> Instructions for the task
Each line of the data below that carries the word "code" needs to be copied.

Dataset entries
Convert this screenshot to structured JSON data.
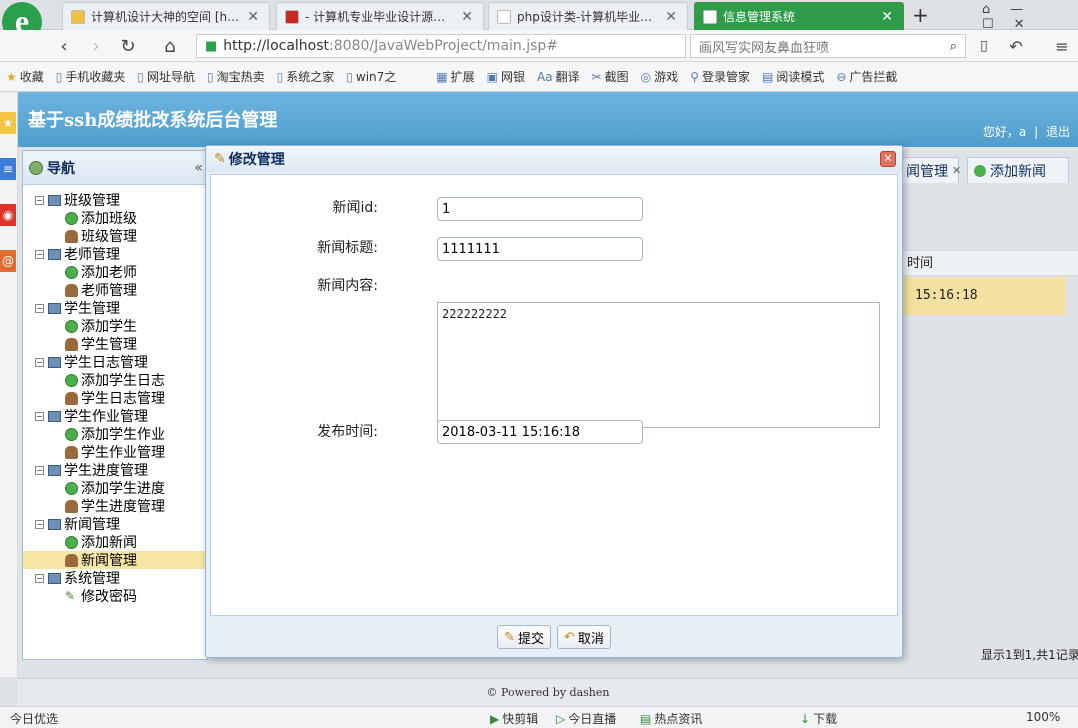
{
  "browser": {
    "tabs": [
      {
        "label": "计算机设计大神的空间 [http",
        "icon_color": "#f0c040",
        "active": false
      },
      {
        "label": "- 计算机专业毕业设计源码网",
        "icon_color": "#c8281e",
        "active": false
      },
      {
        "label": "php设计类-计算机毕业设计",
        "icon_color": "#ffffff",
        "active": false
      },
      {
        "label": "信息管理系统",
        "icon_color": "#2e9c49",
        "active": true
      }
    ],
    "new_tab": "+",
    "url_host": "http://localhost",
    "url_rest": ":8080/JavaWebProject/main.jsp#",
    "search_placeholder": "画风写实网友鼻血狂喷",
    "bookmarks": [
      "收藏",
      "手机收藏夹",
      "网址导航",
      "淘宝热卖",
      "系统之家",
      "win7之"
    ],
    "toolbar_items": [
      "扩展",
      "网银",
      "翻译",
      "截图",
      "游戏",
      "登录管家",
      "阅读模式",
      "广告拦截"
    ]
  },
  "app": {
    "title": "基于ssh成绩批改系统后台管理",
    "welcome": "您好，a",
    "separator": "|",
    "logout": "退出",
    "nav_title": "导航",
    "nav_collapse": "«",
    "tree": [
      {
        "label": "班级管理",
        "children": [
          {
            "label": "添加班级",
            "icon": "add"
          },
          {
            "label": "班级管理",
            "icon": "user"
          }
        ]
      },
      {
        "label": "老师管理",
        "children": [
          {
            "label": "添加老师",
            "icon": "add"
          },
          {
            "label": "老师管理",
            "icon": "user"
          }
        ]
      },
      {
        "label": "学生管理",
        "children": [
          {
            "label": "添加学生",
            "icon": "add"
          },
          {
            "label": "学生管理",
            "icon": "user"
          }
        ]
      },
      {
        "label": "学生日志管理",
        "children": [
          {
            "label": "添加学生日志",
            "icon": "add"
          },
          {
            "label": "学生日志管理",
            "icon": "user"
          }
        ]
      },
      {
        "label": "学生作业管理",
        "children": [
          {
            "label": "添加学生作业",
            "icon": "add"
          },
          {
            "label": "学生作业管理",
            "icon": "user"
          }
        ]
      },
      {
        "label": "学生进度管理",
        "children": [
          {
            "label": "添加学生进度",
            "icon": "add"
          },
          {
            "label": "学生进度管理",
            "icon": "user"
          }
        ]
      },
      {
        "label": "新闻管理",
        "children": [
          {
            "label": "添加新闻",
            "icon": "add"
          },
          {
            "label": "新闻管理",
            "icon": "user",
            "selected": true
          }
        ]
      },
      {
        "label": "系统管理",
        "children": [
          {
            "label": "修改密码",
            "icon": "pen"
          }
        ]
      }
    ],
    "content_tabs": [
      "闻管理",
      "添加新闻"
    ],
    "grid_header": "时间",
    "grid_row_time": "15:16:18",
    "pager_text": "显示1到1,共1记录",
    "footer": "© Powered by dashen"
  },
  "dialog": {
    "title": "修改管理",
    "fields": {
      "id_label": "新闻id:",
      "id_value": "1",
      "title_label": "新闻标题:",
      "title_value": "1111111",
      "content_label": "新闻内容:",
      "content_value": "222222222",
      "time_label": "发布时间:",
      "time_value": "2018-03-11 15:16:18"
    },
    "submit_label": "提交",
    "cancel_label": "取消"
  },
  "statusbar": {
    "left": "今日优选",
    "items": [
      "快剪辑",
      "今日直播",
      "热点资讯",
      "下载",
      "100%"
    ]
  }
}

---

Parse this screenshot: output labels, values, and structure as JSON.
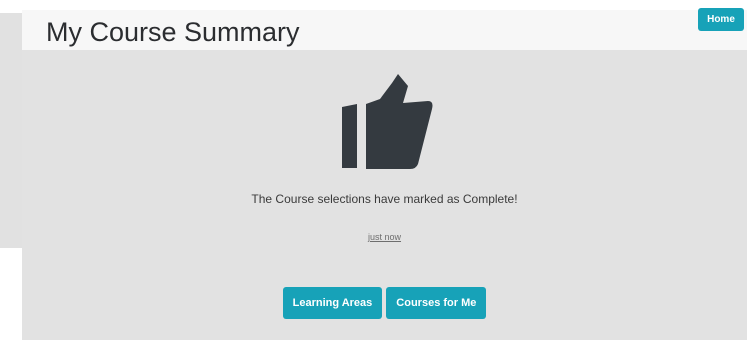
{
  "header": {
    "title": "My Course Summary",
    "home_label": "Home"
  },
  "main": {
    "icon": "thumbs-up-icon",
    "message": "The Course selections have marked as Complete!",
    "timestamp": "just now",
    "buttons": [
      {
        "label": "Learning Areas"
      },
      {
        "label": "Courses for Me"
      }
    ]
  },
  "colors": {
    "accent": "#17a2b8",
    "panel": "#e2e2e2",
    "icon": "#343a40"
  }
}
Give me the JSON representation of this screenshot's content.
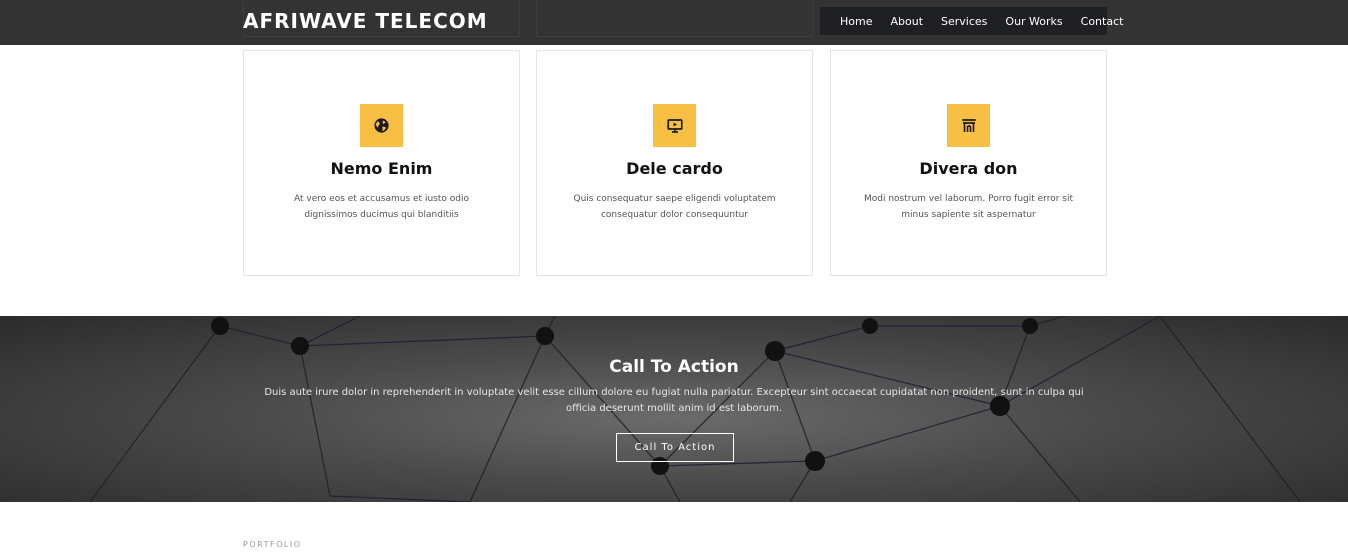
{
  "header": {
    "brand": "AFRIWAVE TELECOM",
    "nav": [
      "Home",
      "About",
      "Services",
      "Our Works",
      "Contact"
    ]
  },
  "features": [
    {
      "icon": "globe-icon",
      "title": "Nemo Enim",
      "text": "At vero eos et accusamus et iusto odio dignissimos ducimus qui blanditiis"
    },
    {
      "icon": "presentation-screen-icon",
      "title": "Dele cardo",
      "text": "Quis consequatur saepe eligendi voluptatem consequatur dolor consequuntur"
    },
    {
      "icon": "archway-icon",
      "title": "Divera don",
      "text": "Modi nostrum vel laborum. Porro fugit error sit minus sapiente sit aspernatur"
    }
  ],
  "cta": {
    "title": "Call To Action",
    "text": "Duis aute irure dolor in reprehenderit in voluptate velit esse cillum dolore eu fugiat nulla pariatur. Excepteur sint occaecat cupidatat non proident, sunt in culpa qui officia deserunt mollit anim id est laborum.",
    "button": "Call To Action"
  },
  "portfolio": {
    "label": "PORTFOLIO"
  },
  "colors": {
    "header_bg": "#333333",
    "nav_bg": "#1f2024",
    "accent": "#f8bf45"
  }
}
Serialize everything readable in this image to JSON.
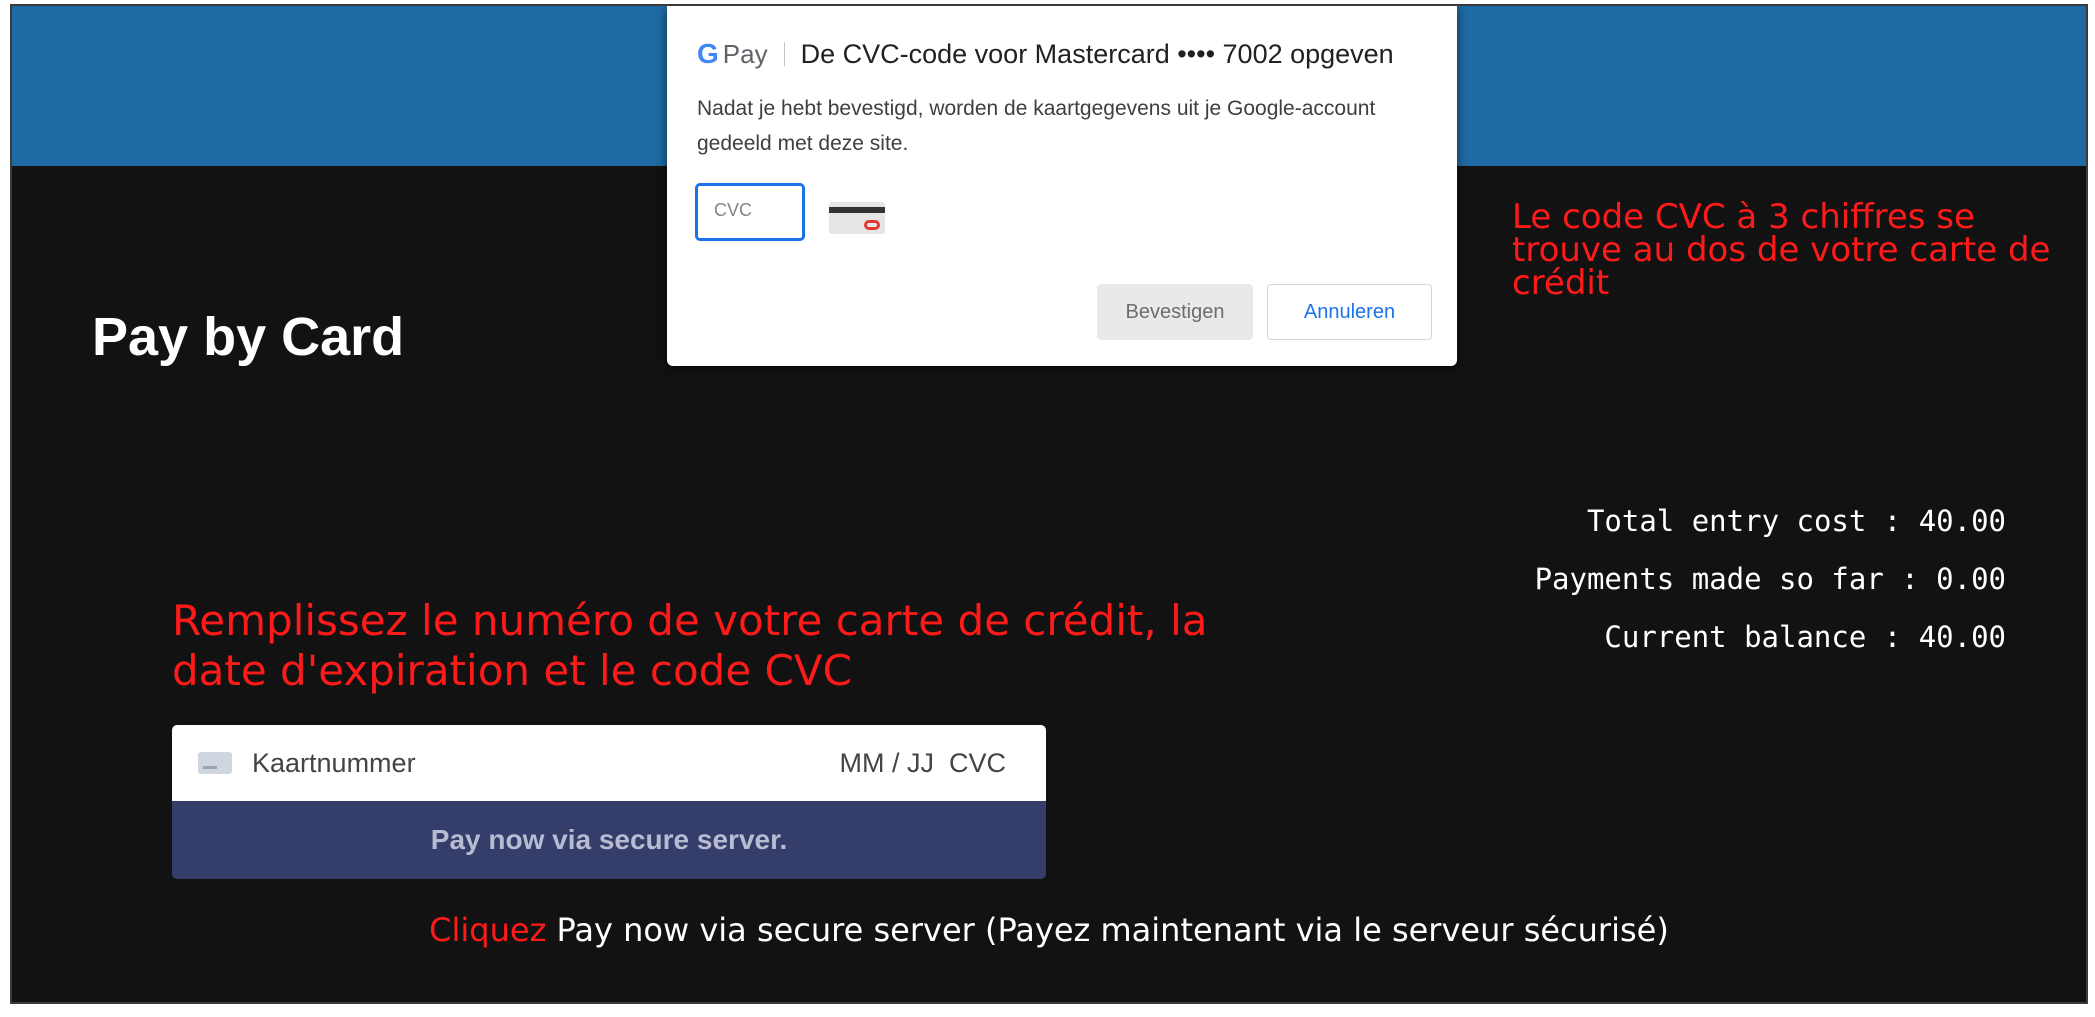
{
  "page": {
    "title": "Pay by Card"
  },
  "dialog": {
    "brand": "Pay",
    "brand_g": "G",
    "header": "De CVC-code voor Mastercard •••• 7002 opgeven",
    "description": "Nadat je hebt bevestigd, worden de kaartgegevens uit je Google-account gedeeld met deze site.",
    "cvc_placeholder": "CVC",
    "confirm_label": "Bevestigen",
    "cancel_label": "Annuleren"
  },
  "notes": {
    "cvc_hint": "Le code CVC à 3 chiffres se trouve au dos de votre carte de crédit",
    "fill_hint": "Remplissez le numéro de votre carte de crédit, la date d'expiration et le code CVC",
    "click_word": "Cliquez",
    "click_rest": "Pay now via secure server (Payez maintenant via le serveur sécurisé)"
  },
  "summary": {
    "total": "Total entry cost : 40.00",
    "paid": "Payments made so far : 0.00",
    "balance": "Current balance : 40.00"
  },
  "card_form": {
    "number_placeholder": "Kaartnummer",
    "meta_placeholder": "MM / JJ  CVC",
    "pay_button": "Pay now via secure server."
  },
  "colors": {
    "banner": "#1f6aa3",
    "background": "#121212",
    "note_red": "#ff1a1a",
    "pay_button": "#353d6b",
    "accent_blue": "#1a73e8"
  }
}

> Expected answer
    "header": "De CVC-code voor Mastercard •••• 7002 opgeven",
    "cvc_hint": "Le code CVC à 3 chiffres se trouve au dos de votre carte de crédit",
    "fill_hint": "Remplissez le numéro de votre carte de crédit, la date d'expiration et le code CVC",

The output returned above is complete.